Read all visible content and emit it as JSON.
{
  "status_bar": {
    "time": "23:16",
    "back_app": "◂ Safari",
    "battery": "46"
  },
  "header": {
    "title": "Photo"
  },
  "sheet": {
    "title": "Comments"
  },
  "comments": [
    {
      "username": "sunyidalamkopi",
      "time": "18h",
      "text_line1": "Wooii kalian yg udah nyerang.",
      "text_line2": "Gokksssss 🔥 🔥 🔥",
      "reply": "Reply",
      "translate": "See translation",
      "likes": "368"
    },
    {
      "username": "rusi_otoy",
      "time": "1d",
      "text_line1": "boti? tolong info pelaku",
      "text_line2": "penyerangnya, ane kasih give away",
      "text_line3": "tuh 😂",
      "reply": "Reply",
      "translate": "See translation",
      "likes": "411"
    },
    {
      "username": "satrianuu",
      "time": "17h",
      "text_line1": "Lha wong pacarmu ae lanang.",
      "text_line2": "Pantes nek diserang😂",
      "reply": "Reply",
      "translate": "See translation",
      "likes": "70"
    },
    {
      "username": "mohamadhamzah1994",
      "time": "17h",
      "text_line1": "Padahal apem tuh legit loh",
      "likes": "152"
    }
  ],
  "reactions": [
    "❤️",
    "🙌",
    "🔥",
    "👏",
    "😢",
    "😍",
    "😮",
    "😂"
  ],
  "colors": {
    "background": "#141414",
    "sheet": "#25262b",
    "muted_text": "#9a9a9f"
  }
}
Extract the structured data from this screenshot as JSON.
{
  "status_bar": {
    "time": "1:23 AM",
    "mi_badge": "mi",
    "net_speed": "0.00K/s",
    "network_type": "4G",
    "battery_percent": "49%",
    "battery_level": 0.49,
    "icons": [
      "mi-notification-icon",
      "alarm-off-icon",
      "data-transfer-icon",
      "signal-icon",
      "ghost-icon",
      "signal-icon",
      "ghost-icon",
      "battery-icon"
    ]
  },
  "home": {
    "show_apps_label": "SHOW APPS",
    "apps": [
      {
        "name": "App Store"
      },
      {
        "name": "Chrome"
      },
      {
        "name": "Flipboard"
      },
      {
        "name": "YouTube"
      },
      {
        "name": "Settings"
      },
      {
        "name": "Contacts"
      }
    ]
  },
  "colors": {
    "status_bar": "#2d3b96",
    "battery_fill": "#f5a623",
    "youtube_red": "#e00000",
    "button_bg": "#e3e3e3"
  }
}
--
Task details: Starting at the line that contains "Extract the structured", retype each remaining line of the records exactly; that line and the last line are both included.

Expected output:
Extract the structured data from this screenshot as JSON.
{
  "status_bar": {
    "time": "1:23 AM",
    "mi_badge": "mi",
    "net_speed": "0.00K/s",
    "network_type": "4G",
    "battery_percent": "49%",
    "battery_level": 0.49,
    "icons": [
      "mi-notification-icon",
      "alarm-off-icon",
      "data-transfer-icon",
      "signal-icon",
      "ghost-icon",
      "signal-icon",
      "ghost-icon",
      "battery-icon"
    ]
  },
  "home": {
    "show_apps_label": "SHOW APPS",
    "apps": [
      {
        "name": "App Store"
      },
      {
        "name": "Chrome"
      },
      {
        "name": "Flipboard"
      },
      {
        "name": "YouTube"
      },
      {
        "name": "Settings"
      },
      {
        "name": "Contacts"
      }
    ]
  },
  "colors": {
    "status_bar": "#2d3b96",
    "battery_fill": "#f5a623",
    "youtube_red": "#e00000",
    "button_bg": "#e3e3e3"
  }
}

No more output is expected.